More classified United States government documents from the Edward Snowden leaked archive have been made public.
Additionally, “The Intercept” will broaden its access to NSA whistleblower Edward Snowden‘s archive.
Penned by Glenn Greenwald, the statement speaks of “two innovations” of the publication and reporting of the Snowden archive.
The first innovation is the on-going release of NSA documents originally leaked to certain media outlets by Snowden during 2013.
Articles from an internal NSA newsletter make up the first batch of documents.
Titled “SIDToday,” the publication served “the most important division” of the NSA, the Signals Intelligence Directorate.
Released May 16, the initial batch includes 166 articles dating from the inaugural “SIDToday” edition of March 31, 2003, through June 30, 2003.
The documents discuss “the NSA’s role in interrogations, the Iraq War,” and “the war on terror” amongst other topics.
No information is provided as to when the next batch of documents will be released.
The “primary objective” of the batch releases will be to “encourage other journalists, researchers, and interested parties to comb through these documents.”
Inviting outside journalists and “foreign media outlets, to work with us to explore the full Snowden archive” is the second innovative initiative “The Intercept” is undertaking.
Journalists at the French publication “Le Monde” will now have access to the full Snowden archive.
Edward Snowden was a former CIA employee who leaked a trove of classified NSA documents in 2013.
Currently residing in Russia in asylum, Snowden is wanted by the U.S. government for espionage.

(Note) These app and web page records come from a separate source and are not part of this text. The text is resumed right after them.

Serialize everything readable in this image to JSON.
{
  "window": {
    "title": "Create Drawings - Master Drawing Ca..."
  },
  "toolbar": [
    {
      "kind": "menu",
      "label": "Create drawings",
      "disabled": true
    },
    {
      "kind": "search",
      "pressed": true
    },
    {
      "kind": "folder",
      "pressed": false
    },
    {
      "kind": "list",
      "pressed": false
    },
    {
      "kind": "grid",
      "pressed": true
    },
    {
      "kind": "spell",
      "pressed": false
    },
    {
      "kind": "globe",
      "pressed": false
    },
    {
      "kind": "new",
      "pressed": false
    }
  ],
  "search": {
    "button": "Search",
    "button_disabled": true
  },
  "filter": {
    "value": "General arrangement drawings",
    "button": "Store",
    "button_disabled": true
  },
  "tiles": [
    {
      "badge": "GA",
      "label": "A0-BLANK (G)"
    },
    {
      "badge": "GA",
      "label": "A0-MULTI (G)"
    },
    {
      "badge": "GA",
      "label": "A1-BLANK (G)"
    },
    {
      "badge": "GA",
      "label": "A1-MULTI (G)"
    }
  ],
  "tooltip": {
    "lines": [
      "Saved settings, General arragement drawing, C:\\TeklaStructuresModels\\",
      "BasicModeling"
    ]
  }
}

The whistleblower’s story has inspired the film, “Snowden,” which is set to be released in September. Watch the trailer below.